Since the dawn of time, people have shown a need to communicate. Today, we continue to develop and improve communication and a way to connect at work.
The Evolution of Communication
Around 40,000 years ago, people began communicating through cave drawings.
The writing was developed, at Sumer, as a cuneiform script on clay tables.
Johannes Gutenberg created the first movable type printing workshop.
Business continued looking for quicker, more efficient ways to obtain information.
The telegraph allowed multinational corporations to run regional operations from a head office.
Thanks to Alexander Graham Bell, leaders and employees instantly shared information.
Between 1936 and 1938, the modern computer was invented in Konrad Zuse’s parents’’ living room, forever changing the way we work.
The Compatible Time-Sharing System allowed up to 30 users to log in at the same time and send messages to each other.
Motorola’s Pageboy I, The first successful consumer pager, was introduced and used predominantly by medical professionals for on-site communications.
The first mobile phone was introduced by Motorola, impacting how people connected outside of the office.
The Birth of the Internet
Technological advancements continued changing the way people worked. Jobs began to require more social and analytical skills and less manual labor.
The internet nicknames the “network of networks,” was born, doing communication immediately and even more frequent.
Until this point, email could only be sent between users in the same network.
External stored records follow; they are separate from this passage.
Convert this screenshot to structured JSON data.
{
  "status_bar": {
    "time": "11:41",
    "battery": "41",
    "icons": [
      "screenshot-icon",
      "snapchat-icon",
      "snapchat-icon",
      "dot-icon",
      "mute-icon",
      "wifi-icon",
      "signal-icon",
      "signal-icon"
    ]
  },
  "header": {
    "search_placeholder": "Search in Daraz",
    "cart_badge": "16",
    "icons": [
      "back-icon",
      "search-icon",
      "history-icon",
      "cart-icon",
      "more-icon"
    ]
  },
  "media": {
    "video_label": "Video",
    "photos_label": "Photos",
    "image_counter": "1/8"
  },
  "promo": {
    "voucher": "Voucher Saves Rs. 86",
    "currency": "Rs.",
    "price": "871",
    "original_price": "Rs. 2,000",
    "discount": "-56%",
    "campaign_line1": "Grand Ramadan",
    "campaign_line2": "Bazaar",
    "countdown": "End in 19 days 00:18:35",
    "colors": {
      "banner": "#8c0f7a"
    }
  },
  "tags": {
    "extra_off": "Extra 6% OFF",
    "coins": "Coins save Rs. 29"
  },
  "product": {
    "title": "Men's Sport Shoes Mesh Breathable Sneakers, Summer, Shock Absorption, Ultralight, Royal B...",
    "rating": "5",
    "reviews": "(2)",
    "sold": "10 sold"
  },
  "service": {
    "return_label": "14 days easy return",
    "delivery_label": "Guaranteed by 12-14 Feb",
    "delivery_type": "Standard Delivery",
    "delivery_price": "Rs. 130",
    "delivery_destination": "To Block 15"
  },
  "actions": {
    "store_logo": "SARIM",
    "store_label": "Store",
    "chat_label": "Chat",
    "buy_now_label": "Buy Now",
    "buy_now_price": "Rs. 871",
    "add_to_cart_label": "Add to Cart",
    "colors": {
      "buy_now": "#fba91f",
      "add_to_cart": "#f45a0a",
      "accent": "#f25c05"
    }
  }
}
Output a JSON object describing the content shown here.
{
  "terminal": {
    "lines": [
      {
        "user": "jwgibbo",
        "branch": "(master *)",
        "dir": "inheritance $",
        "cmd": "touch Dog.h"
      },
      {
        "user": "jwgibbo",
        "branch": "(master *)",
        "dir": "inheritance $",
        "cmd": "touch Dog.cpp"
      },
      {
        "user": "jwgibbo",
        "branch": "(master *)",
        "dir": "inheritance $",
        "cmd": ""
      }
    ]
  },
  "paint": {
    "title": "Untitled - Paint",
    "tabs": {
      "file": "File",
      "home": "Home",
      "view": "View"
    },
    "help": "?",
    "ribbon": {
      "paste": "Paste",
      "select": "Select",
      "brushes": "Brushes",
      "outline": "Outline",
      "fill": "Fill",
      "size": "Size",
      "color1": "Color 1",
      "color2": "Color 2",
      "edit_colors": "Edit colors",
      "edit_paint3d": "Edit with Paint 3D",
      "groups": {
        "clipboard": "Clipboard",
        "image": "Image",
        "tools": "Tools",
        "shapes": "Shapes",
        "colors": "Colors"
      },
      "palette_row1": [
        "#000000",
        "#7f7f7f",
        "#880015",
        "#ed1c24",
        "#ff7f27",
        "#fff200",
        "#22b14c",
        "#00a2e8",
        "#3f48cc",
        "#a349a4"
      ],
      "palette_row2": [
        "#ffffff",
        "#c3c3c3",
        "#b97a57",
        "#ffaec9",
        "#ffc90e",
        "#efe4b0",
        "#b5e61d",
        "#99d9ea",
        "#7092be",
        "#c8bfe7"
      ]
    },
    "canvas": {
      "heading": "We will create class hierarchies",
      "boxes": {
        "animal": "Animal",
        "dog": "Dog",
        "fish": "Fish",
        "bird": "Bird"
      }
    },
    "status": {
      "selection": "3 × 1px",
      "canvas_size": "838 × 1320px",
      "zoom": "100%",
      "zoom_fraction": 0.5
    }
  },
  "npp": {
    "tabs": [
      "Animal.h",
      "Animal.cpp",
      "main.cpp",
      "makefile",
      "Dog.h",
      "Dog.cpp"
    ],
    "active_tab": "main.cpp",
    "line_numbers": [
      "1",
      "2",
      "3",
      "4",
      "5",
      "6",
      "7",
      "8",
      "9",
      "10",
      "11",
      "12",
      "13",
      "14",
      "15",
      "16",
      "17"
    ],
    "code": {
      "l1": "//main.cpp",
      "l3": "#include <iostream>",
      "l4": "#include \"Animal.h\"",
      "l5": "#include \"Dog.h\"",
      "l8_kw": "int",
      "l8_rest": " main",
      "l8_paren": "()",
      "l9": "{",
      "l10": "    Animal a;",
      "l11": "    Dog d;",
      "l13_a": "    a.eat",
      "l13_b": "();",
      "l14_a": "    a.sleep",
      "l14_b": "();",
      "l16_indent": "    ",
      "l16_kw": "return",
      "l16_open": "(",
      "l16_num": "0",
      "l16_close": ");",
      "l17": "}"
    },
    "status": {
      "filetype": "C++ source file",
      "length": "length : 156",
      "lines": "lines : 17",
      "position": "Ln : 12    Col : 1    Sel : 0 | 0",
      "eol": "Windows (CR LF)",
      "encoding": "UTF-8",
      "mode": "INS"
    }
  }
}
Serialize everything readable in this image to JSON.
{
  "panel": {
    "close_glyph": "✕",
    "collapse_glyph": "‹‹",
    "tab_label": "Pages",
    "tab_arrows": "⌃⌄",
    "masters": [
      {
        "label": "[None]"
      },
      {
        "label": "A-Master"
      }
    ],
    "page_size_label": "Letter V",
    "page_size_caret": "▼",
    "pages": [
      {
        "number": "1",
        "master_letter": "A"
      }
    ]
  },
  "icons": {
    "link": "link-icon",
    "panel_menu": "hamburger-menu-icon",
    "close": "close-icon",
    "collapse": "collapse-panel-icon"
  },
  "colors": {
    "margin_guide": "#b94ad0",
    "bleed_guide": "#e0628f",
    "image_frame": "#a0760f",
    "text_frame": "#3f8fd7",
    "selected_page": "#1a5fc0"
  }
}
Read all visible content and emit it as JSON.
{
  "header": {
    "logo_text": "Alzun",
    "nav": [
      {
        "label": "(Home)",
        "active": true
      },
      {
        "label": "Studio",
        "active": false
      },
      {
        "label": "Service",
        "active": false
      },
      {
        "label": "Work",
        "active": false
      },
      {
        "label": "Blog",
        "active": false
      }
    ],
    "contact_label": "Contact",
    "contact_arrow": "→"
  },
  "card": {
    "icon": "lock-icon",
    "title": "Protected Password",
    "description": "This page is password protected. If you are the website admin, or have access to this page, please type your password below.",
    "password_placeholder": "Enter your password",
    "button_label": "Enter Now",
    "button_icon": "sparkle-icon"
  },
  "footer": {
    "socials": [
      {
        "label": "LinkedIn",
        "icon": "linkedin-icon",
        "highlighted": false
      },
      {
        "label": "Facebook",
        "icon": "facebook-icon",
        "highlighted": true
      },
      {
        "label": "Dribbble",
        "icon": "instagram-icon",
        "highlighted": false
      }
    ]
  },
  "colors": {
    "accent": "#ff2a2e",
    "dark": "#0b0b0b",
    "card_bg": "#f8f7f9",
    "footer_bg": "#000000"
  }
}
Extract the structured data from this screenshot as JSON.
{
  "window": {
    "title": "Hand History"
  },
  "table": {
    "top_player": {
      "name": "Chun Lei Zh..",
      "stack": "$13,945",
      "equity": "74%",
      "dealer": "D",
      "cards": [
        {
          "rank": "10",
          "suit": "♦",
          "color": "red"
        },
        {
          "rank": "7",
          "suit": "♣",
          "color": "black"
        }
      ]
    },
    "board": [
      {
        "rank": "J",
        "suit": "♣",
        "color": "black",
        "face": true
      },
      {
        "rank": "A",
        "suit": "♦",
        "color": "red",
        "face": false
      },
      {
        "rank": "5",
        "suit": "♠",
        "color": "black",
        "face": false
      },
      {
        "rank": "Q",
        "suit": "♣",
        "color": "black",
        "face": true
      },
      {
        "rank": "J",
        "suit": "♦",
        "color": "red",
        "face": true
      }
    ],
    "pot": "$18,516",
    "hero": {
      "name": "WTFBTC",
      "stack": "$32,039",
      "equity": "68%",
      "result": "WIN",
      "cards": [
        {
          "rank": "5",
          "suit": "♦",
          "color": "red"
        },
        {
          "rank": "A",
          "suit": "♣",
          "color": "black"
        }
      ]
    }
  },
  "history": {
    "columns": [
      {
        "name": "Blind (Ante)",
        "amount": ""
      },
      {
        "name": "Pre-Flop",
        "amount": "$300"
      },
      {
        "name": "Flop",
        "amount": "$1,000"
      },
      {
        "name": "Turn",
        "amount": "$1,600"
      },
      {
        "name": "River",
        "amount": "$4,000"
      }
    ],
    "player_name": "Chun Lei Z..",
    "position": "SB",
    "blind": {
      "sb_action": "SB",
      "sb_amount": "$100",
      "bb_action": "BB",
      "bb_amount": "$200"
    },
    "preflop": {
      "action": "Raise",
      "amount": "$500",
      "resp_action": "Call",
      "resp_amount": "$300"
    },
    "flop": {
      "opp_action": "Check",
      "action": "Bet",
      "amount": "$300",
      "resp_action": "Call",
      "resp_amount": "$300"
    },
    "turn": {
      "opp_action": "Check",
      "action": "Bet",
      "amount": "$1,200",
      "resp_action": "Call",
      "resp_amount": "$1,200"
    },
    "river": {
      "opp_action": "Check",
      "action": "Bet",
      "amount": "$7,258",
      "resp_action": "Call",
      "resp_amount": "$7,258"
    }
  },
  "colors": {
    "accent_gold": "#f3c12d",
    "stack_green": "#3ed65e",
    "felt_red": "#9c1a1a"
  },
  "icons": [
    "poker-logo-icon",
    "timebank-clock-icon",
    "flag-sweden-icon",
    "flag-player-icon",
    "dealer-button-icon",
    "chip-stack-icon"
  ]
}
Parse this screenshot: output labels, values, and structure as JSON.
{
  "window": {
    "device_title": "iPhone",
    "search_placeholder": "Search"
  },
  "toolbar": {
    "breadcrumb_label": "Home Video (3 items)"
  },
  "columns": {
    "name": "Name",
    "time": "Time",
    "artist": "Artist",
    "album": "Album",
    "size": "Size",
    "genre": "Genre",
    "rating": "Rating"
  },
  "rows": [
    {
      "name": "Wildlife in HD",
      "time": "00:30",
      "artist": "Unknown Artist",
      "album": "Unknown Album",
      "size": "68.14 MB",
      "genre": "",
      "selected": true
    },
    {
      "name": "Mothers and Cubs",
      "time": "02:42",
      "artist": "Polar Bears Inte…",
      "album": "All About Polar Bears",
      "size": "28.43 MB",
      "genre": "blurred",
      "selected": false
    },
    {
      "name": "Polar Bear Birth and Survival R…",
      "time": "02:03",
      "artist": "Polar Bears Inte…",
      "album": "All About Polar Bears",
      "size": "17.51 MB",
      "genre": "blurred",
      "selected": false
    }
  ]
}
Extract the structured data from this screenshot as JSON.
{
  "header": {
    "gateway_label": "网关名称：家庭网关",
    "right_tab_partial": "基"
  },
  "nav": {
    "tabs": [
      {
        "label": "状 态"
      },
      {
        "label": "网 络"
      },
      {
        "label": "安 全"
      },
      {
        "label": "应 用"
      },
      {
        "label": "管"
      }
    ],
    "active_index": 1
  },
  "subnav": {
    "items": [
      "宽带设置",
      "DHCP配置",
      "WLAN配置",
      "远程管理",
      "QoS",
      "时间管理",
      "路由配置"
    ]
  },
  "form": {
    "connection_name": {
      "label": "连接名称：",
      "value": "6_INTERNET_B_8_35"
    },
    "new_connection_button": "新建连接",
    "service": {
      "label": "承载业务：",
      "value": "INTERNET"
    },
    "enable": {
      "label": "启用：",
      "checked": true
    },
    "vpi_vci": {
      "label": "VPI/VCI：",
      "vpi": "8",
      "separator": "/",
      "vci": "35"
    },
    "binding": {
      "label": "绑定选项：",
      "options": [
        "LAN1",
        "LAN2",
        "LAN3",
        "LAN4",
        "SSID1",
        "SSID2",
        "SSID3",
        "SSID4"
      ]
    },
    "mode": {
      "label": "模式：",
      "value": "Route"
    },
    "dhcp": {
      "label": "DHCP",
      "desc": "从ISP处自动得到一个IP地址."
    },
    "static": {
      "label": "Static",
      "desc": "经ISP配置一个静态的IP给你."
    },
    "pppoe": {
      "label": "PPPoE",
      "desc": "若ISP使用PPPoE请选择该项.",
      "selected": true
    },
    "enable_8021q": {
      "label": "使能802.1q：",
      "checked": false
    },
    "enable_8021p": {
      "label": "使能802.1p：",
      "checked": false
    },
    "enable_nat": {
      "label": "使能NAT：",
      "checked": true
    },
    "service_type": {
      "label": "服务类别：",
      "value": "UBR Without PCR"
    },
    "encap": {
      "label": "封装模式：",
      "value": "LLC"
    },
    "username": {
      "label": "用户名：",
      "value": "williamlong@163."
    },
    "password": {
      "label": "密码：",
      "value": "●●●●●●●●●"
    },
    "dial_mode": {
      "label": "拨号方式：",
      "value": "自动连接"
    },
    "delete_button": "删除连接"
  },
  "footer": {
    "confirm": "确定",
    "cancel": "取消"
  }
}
CompuServe’s internet-based email service allowed people to email anyone in any network.
Frontier Technologies kicked employee collaboration up a notch in 1996 with its “intranet Genue,” which supported everything’s from document sharing to employee communication.
The Great Mobile Awakening
The combination of mobile phones and the internet allowed employees to work anytime, anywhere.
The 1st Smartphone, IBM’s Simon, was announced. People could utilize the Simon phone to make calls, send and receive email, faxed & pages.
Neil Papworth sent the first text message in 1992. But without keyboards on mobile phones, he had to type the message on a PC.
Nokia’s 9000i Communicator was the first mobile phone with a full keyboard, but it was not until 1999 that texts could be sent between different cellular networks.
The BlackBerry revolution began, enabling emails to be checked while on-the-go.
2007: Steve Jobs introduced iPhone at the Macworld convention.
2007 marked the first year that Americans sent and received more text messages per month than phone calls.
The Apple App store made its debut with 500 original apps.
With software available on Smartphone’s, companies began connecting with employees with the click of a screen and a simple’s pop-up notification.
The Future of Strategic Communications
- The Bring Your Own Device (BYOD) trend will further increase employees’ availabilities and link at work.
- Hyper-personalization will go beyond office wall colors and dive into the way people want to work and communicate.
- App, email, and SaaS tools will facilitate an even more distributed workforce.
- Constantly changing devices and more remote jobs will demand leaders to focus on communication strategy tools and planning.
Evolving technology and employee needs to make workforce communications an essential piece to the business success puzzle. Watch this infographic at Bussiness2Community